▶ **What you should do**:
Work through the listing below and count the lines that hold "label". Answer with the number alone.

▶ **Provided data**:

--------------------------------------------------

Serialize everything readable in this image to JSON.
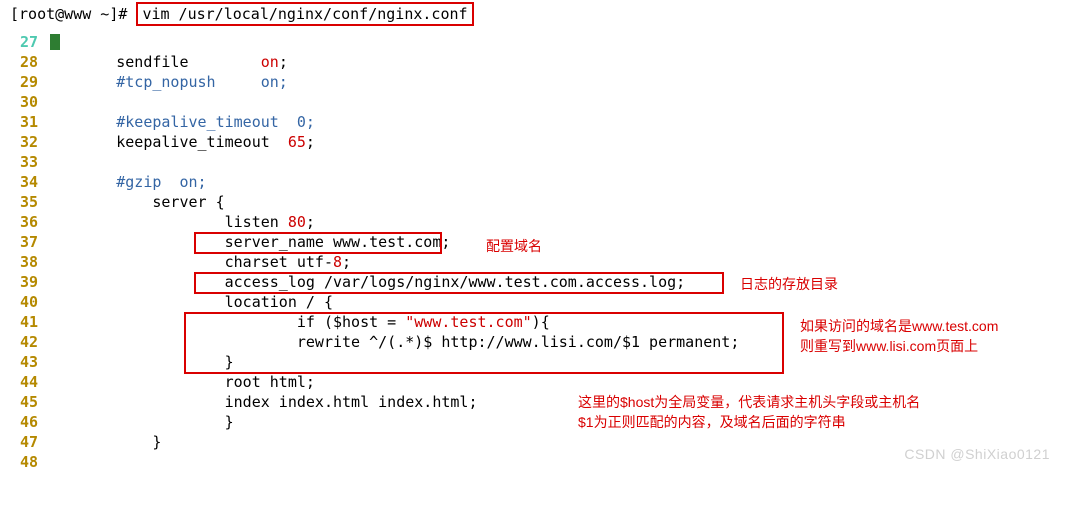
{
  "shell": {
    "prompt": "[root@www ~]# ",
    "command": "vim /usr/local/nginx/conf/nginx.conf"
  },
  "lines": {
    "l27": "27",
    "l28": "28",
    "l29": "29",
    "l30": "30",
    "l31": "31",
    "l32": "32",
    "l33": "33",
    "l34": "34",
    "l35": "35",
    "l36": "36",
    "l37": "37",
    "l38": "38",
    "l39": "39",
    "l40": "40",
    "l41": "41",
    "l42": "42",
    "l43": "43",
    "l44": "44",
    "l45": "45",
    "l46": "46",
    "l47": "47",
    "l48": "48"
  },
  "code": {
    "c28_a": "        sendfile        ",
    "c28_b": "on",
    "c28_c": ";",
    "c29": "        #tcp_nopush     on;",
    "c31": "        #keepalive_timeout  0;",
    "c32_a": "        keepalive_timeout  ",
    "c32_b": "65",
    "c32_c": ";",
    "c34": "        #gzip  on;",
    "c35": "            server {",
    "c36_a": "                    listen ",
    "c36_b": "80",
    "c36_c": ";",
    "c37": "                    server_name www.test.com;",
    "c38_a": "                    charset utf-",
    "c38_b": "8",
    "c38_c": ";",
    "c39": "                    access_log /var/logs/nginx/www.test.com.access.log;",
    "c40": "                    location / {",
    "c41_a": "                            if ($host = ",
    "c41_b": "\"www.test.com\"",
    "c41_c": "){",
    "c42": "                            rewrite ^/(.*)$ http://www.lisi.com/$1 permanent;",
    "c43": "                    }",
    "c44": "                    root html;",
    "c45": "                    index index.html index.html;",
    "c46": "                    }",
    "c47": "            }"
  },
  "annotations": {
    "a_domain": "配置域名",
    "a_logdir": "日志的存放目录",
    "a_if1": "如果访问的域名是www.test.com",
    "a_if2": "则重写到www.lisi.com页面上",
    "a_host1": "这里的$host为全局变量，代表请求主机头字段或主机名",
    "a_host2": "$1为正则匹配的内容，及域名后面的字符串"
  },
  "watermark": "CSDN @ShiXiao0121"
}
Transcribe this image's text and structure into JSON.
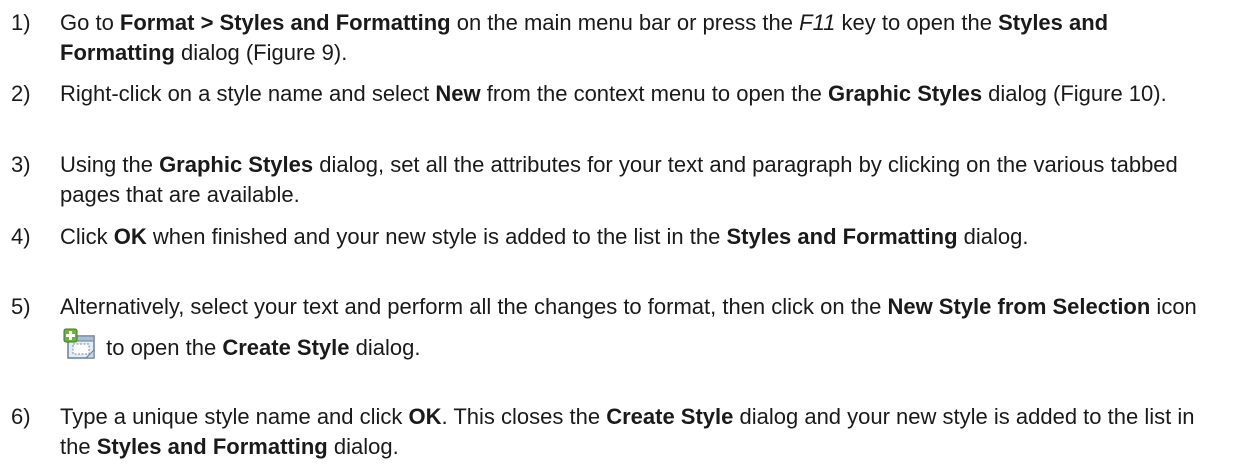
{
  "steps": [
    {
      "num": "1)",
      "parts": [
        [
          "t",
          "Go to "
        ],
        [
          "b",
          "Format > Styles and Formatting"
        ],
        [
          "t",
          " on the main menu bar or press the "
        ],
        [
          "i",
          "F11"
        ],
        [
          "t",
          " key to open the "
        ],
        [
          "b",
          "Styles and Formatting"
        ],
        [
          "t",
          " dialog (Figure 9)."
        ]
      ]
    },
    {
      "num": "2)",
      "parts": [
        [
          "t",
          "Right-click on a style name and select "
        ],
        [
          "b",
          "New"
        ],
        [
          "t",
          " from the context menu to open the "
        ],
        [
          "b",
          "Graphic Styles"
        ],
        [
          "t",
          " dialog (Figure 10)."
        ]
      ]
    },
    {
      "num": "3)",
      "parts": [
        [
          "t",
          "Using the "
        ],
        [
          "b",
          "Graphic Styles"
        ],
        [
          "t",
          " dialog, set all the attributes for your text and paragraph by clicking on the various tabbed pages that are available."
        ]
      ]
    },
    {
      "num": "4)",
      "parts": [
        [
          "t",
          "Click "
        ],
        [
          "b",
          "OK"
        ],
        [
          "t",
          " when finished and your new style is added to the list in the "
        ],
        [
          "b",
          "Styles and Formatting"
        ],
        [
          "t",
          " dialog."
        ]
      ]
    },
    {
      "num": "5)",
      "parts": [
        [
          "t",
          "Alternatively, select your text and perform all the changes to format, then click on the "
        ],
        [
          "b",
          "New Style from Selection"
        ],
        [
          "t",
          " icon "
        ],
        [
          "icon",
          "new-style-from-selection-icon"
        ],
        [
          "t",
          " to open the "
        ],
        [
          "b",
          "Create Style"
        ],
        [
          "t",
          " dialog."
        ]
      ]
    },
    {
      "num": "6)",
      "parts": [
        [
          "t",
          "Type a unique style name and click "
        ],
        [
          "b",
          "OK"
        ],
        [
          "t",
          ". This closes the "
        ],
        [
          "b",
          "Create Style"
        ],
        [
          "t",
          " dialog and your new style is added to the list in the "
        ],
        [
          "b",
          "Styles and Formatting"
        ],
        [
          "t",
          " dialog."
        ]
      ]
    }
  ]
}
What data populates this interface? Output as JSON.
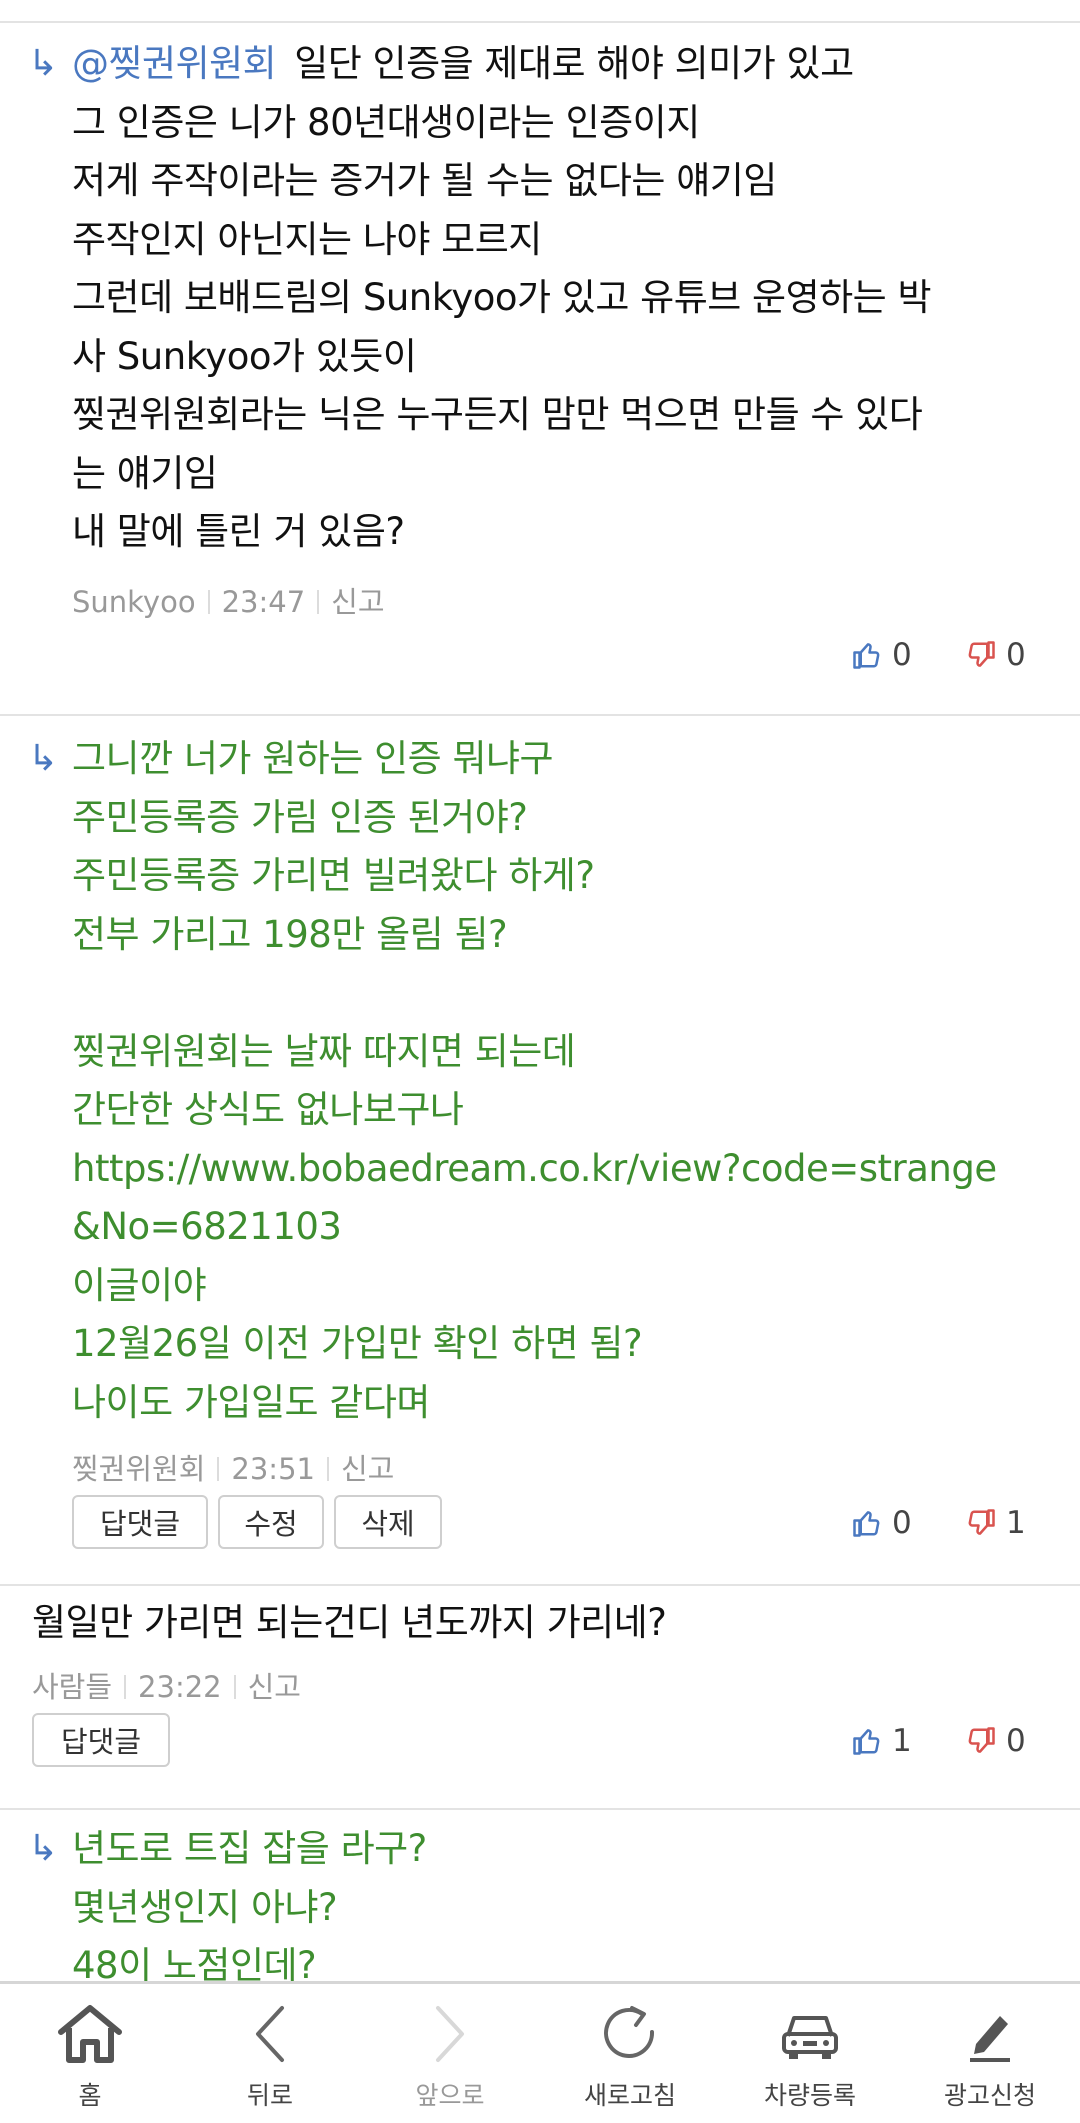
{
  "comments": [
    {
      "reply": true,
      "mention": "@찢권위원회",
      "lines": [
        "일단 인증을 제대로 해야 의미가 있고",
        "그 인증은 니가 80년대생이라는 인증이지",
        "저게 주작이라는 증거가 될 수는 없다는 얘기임",
        "주작인지 아닌지는 나야 모르지",
        "그런데 보배드림의 Sunkyoo가 있고 유튜브 운영하는 박",
        "사 Sunkyoo가 있듯이",
        "찢권위원회라는 닉은 누구든지 맘만 먹으면 만들 수 있다",
        "는 얘기임",
        "내 말에 틀린 거 있음?"
      ],
      "author": "Sunkyoo",
      "time": "23:47",
      "report": "신고",
      "likes": "0",
      "dislikes": "0"
    },
    {
      "reply": true,
      "lines": [
        "그니깐 너가 원하는 인증 뭐냐구",
        "주민등록증 가림 인증 된거야?",
        "주민등록증 가리면 빌려왔다 하게?",
        "전부 가리고 198만 올림 됨?",
        "",
        "찢권위원회는 날짜 따지면 되는데",
        "간단한 상식도 없나보구나",
        "https://www.bobaedream.co.kr/view?code=strange",
        "&No=6821103",
        "이글이야",
        "12월26일 이전 가입만 확인 하면 됨?",
        "나이도 가입일도 같다며"
      ],
      "author": "찢권위원회",
      "time": "23:51",
      "report": "신고",
      "buttons": [
        "답댓글",
        "수정",
        "삭제"
      ],
      "likes": "0",
      "dislikes": "1"
    },
    {
      "reply": false,
      "lines": [
        "월일만 가리면 되는건디 년도까지 가리네?"
      ],
      "author": "사람들",
      "time": "23:22",
      "report": "신고",
      "buttons": [
        "답댓글"
      ],
      "likes": "1",
      "dislikes": "0"
    },
    {
      "reply": true,
      "lines": [
        "년도로 트집 잡을 라구?",
        "몇년생인지 아냐?",
        "48이 노점인데?"
      ]
    }
  ],
  "nav": [
    {
      "label": "홈",
      "icon": "home-icon"
    },
    {
      "label": "뒤로",
      "icon": "back-icon"
    },
    {
      "label": "앞으로",
      "icon": "forward-icon"
    },
    {
      "label": "새로고침",
      "icon": "refresh-icon"
    },
    {
      "label": "차량등록",
      "icon": "car-icon"
    },
    {
      "label": "광고신청",
      "icon": "pen-icon"
    }
  ],
  "colors": {
    "green_text": "#3e8e2f",
    "reply_blue": "#4a78c0",
    "like_blue": "#4a78c0",
    "dislike_red": "#d9534f"
  }
}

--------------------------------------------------

▶ **Output**:
6